Kernel (image processing)
In image processing, a kernel, convolution matrix, or mask is a small matrix. It is used for blurring, sharpening, embossing, edge detection, and more. This is accomplished by doing a convolution between a kernel and an image.
Depending on the element values, a kernel can cause a wide range of effects.
|Gaussian blur 3 × 3
|Gaussian blur 5 × 5
|Unsharp masking 5 × 5
Based on Gaussian blur
with amount as 1 and
threshold as 0
(with no image mask)
The above are just a few examples of effects achievable by convolving kernels and images.
The origin is the position of the kernel which is above (conceptually) the current output pixel. This could be outside of the actual kernel, though usually it corresponds to one of the kernel elements. For a symmetric kernel, the origin is usually the center element.
Convolution is the process of adding each element of the image to its local neighbors, weighted by the kernel. This is related to a form of mathematical convolution. It should be noted that the matrix operation being performed - convolution - is not traditional matrix multiplication, despite being similarly denoted by *.

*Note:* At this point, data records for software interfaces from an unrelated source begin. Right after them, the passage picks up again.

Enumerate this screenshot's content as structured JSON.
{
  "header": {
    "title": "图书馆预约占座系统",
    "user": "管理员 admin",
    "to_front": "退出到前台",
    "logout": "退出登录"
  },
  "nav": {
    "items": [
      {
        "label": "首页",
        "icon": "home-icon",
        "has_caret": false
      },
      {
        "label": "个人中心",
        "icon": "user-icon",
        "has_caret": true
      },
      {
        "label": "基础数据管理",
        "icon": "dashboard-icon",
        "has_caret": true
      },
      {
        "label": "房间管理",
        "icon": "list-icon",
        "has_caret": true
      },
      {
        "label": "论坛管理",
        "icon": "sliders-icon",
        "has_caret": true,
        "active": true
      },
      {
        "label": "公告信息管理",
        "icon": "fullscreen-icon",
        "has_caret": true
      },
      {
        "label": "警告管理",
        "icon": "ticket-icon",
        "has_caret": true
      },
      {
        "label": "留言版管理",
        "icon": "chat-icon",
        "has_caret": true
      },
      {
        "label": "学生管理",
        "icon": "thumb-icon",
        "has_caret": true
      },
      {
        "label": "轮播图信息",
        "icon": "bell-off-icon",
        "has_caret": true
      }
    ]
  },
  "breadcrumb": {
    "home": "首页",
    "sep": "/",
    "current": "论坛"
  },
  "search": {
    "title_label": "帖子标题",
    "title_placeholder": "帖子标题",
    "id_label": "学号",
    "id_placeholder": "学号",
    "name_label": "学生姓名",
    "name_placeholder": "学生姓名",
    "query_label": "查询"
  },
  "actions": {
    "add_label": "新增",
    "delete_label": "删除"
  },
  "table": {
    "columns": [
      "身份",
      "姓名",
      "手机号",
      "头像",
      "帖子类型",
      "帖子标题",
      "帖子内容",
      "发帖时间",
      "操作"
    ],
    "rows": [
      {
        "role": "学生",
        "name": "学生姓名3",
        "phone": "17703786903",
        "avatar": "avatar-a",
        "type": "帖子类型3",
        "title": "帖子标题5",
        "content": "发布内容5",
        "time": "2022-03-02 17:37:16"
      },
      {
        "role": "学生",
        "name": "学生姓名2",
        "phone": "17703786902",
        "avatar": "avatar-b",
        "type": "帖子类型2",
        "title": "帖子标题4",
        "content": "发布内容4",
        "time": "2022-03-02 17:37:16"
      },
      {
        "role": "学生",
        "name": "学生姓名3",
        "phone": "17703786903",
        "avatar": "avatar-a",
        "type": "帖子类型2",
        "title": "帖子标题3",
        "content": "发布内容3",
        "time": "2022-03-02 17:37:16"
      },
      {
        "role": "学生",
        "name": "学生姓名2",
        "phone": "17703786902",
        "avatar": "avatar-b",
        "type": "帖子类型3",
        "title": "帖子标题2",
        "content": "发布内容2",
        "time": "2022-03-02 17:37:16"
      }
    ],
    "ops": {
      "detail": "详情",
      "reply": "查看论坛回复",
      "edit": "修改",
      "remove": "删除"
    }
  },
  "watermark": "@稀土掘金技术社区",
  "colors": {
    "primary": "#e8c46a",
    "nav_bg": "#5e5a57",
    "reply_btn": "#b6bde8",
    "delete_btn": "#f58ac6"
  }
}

For example, if we have two three-by-three matrices, the first a kernel, and the second an image piece, convolution is the process of flipping both the rows and columns of the kernel and then multiplying locally similar entries and summing. The element at coordinates [2, 2] (that is, the central element) of the resulting image would be a weighted combination of all the entries of the image matrix, with weights given by the kernel:
The other entries would be similarly weighted, where we position the center of the kernel on each of the boundary points of the image, and compute a weighted sum.
The values of a given pixel in the output image are calculated by multiplying each kernel value by the corresponding input image pixel values. This can be described algorithmically with the following pseudo-code:
for each image row in input image: for each pixel in image row: set accumulator to zero for each kernel row in kernel: for each element in kernel row: if element position corresponding* to pixel position then multiply element value corresponding* to pixel value add result to accumulator endif set output image pixel to accumulator
- *corresponding input image pixels are found relative to the kernel's origin.
If the kernel is symmetric then place the center (origin) of kernel on the current pixel. Then kernel will be overlapped with neighboring pixels too. Now multiply each kernel element with the pixel value it overlapped with and add all the obtained values. Resultant value will be the value for the current pixel that is overlapped with the center of the kernel.
If the kernel is not symmetric, it has to be flipped both around its horizontal and vertical axis before calculating the convolution as above.
Kernel convolution usually requires values from pixels outside of the image boundaries. There are a variety of methods for handling image edges.
- The nearest border pixels are conceptually extended as far as necessary to provide values for the convolution. Corner pixels are extended in 90° wedges. Other edge pixels are extended in lines.
- The image is conceptually wrapped (or tiled) and values are taken from the opposite edge or corner.
- The image is conceptually mirrored at the edges. For example, attempting to read a pixel 3 units outside an edge reads one 3 units inside the edge instead.
- Any pixel in the output image which would require values from beyond the edge is skipped. This method can result in the output image being slightly smaller, with the edges having been cropped.
Normalization is defined as the division of each element in the kernel by the sum of all kernel elements, so that the sum of the elements of a normalized kernel is one. This will ensure the average pixel in the modified image is as bright as the average pixel in the original image.
- Ludwig, Jamie (n.d.). Image Convolution (pdf). Portland State University.
- Lecarme, Olivier; Delvare, Karine (January 2013). The Book of GIMP: A Complete Guide to Nearly Everything. No Starch Press. p. 429. ISBN 978-1593273835.
- Gumster, Jason van; Shimonski, Robert (March 2012). GIMP Bible. Wiley. pp. 438–442. ISBN 978-0470523971.
- Shapiro, Linda G.; Stockman, George C. (February 2001). Computer Vision. Prentice Hall. pp. 53–54. ISBN 978-0130307965.